However, when Carter returned to the facility, he was given ibuprofen without other treatment, the lawsuit says. His condition continued to worsen to the point where he required a walker, and later a wheelchair, the lawsuit says.

The lawsuit details months of requests for help with numerous delayed or nonexistent responses by officers.

In late September, Carter put in a sick call request, saying that “walking more than 25 feet is close to torture” — but according to the lawsuit, he didn’t see the nurse for three more days. In early October, he submitted a similar sick call, saying “I CAN’T WALK!” but when he saw the JCC physician several days later, the doctor refused to treat him, the lawsuit says.

In other cases, Carter claims JCC deputies made his day-to-day life unnecessarily difficult while he struggled to navigate the prison with his disability.

For instance, Carter was restricted from outside recreation time because there were no ramps to exit any of the dorms he was housed in, the lawsuit says. He also could not see visitors because the visitation area was inaccessible due to the far distance from his cell. And when Carter was scheduled for a court appearance, JCC staff would toss him in and out of the transport vehicle in a “trust fall” into the officer’s arms, but the officers “occasionally missed and dropped him,” the lawsuit says.

Another shower accident, roughly two months after his initial slip, complicated his condition and access to prison facilities, the lawsuit said. 

Told to take a five-minute shower using a plastic chair without his wheelchair, Carter lost his balance, slipped, fell and lost consciousness, the lawsuit says. He did not see a nurse for several days, and when he was finally transported to LSU Shreveport Medical Center to see a physician, neurosurgeon and neurologist, his situation had further deteriorated. 

His symptoms after the fall included “head pain, worsened neck pain, worsened/new back pain, visual change/blurry vision, numbness in his extremities, shoulder pain, and headaches,” the lawsuit says. Carter’s MRI reading showed “one of the lumbar disc bulges…indenting [his] nerve root in his spinal canal.” 

While Carter claims he was prescribed physical therapy and referred to outpatient clinics at the hospital, he was never given access to such treatment at JCC, according to the lawsuit.

In the meantime, the lawsuit says the deputy sheriffs would sometimes deprive Carter of his wheelchair for hours or days, restricting his access to toilets, showers and the prison phones. When he tried to walk, he would often fall. His mother purchased him a wheelchair for his use since he so regularly went without, but the guards would sometimes give his wheelchair to other inmates, the lawsuit says.

“For many activities, he just gave up, but had no choice but to find a way to get to the restroom, or into his bunk to sleep or rest,” the lawsuit says.

Without assistance, Carter would have “no choice but to crawl across the floor” to use the bathroom, the lawsuit says. “At times, he urinated or defecated on himself if he was unable to access the facilities.”

Carter took a plea deal to one count of distribution of methamphetamine in March 2019, according to his attorney.

When Carter was released, the lawsuit says he initially could not walk or stand and suffered from pain throughout his body, among other ailments.
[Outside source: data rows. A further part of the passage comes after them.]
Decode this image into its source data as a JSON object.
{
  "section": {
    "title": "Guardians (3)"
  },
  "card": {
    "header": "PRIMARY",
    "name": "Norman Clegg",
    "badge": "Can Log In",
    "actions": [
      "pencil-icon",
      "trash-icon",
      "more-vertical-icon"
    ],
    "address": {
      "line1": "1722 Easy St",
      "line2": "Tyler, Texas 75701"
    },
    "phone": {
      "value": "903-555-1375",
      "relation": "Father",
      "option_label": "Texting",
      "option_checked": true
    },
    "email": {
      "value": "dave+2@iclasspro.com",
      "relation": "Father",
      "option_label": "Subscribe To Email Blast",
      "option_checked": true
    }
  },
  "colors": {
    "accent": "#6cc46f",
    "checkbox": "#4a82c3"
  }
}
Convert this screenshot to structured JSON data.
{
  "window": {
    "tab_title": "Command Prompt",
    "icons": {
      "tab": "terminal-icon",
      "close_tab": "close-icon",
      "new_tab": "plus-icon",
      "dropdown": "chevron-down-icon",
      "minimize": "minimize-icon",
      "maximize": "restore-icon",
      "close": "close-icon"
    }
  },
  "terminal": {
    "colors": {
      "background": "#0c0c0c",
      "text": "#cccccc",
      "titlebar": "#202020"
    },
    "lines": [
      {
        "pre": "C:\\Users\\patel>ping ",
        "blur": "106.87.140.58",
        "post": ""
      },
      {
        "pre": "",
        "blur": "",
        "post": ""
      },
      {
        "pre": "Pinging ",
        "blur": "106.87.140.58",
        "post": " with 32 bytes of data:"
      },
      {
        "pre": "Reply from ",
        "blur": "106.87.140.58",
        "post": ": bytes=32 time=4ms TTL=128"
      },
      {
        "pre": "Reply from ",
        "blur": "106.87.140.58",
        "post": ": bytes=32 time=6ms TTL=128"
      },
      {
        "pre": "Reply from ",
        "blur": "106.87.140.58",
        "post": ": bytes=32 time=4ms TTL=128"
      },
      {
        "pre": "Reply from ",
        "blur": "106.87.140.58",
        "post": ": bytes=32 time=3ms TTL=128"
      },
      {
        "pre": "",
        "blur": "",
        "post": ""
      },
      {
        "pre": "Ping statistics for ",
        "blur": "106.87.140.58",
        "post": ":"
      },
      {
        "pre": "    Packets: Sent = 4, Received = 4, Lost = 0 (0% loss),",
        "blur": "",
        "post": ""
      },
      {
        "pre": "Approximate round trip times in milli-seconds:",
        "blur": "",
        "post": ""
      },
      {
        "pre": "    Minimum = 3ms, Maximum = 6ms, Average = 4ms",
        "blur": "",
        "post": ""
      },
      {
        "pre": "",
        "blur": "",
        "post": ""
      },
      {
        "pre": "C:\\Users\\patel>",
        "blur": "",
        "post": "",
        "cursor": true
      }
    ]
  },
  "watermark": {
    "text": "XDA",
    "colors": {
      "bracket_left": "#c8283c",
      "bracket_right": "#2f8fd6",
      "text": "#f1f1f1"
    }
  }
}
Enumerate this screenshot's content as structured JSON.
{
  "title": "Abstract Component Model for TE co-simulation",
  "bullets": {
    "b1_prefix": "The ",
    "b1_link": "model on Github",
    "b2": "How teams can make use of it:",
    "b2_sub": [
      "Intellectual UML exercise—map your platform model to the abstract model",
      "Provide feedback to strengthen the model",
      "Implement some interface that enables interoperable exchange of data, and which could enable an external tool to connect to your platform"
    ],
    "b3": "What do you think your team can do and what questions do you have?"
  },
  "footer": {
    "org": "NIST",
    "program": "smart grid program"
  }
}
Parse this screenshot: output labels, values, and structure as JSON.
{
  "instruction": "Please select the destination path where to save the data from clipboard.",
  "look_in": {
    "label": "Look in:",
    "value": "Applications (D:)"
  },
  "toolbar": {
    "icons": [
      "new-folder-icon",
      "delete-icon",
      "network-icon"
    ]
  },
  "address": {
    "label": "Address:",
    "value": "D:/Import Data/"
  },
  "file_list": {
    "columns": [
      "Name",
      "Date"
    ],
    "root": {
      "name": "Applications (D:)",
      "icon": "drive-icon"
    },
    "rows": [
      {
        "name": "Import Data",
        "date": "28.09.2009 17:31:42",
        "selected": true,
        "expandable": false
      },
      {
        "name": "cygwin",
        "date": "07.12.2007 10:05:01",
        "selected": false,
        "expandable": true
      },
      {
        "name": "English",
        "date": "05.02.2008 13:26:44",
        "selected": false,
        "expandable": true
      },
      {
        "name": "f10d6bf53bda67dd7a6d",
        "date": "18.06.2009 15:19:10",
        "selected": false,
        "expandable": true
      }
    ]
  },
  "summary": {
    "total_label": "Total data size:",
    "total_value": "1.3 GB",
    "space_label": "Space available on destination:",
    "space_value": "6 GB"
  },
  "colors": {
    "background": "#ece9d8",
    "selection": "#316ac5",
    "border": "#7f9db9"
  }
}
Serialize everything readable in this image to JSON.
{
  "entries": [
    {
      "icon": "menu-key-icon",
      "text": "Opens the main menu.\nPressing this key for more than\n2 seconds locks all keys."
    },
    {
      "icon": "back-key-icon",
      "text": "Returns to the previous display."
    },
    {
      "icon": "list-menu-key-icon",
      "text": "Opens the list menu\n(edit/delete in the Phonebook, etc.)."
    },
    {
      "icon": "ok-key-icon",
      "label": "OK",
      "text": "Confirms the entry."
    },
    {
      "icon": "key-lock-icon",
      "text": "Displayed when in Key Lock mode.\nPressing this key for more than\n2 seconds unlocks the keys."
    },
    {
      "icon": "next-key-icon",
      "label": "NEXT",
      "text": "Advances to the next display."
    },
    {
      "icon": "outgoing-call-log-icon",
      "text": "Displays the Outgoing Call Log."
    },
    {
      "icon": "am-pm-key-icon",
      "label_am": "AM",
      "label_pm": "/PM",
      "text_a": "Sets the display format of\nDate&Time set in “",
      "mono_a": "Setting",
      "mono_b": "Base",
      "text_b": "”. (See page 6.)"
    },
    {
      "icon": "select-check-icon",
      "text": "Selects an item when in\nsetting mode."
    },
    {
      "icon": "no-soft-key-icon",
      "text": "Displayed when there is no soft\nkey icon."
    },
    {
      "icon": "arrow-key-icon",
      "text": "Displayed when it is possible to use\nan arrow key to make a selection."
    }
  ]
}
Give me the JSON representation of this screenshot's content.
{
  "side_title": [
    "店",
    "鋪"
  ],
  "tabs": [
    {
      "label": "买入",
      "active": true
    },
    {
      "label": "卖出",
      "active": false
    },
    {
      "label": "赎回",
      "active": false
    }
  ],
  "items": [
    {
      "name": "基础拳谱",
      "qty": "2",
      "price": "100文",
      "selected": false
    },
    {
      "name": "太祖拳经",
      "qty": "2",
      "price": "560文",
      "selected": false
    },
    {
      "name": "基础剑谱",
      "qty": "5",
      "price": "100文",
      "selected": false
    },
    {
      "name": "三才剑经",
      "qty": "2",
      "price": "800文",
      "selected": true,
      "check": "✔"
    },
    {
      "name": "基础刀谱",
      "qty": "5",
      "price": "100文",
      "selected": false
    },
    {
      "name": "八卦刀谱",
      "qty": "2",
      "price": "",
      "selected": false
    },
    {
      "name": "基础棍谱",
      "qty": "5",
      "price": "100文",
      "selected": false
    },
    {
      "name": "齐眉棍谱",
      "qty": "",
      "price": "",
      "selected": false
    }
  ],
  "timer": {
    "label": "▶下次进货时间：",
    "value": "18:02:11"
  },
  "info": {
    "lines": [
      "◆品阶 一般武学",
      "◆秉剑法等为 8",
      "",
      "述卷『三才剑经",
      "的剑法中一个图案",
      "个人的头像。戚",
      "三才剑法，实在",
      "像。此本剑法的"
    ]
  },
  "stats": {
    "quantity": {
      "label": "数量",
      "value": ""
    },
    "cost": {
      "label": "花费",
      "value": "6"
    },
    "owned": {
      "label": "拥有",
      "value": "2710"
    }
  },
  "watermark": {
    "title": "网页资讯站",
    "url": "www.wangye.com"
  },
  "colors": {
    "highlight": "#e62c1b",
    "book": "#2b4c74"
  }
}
However, in a recent interview with The Advocate, Carter said he is now “ambulatory” after surgery to address some of his condition. 

In addition to accusing LaSalle, JCC and other parties of negligence, Carter’s lawsuit alleges the company failed to provide adequate accommodations for his disability in violation of his civil rights.

“It was a horrible, frightening experience,” Carter said in his recent interview. “I thought when I got out I could resume my normal life. Only I haven’t been able to resume my normal life completely.”

Carter’s attorneys, Casey Denson and Kenneth Bordes, said they hope their work can prevent inmates from suffering as Carter has.

“As we enter the year 2021 we are still seeing rampant corruption and incomprehensible numbers of civil rights violations within our Louisiana prisons,” Bordes said. “It is not working, and we must do better.”





Source link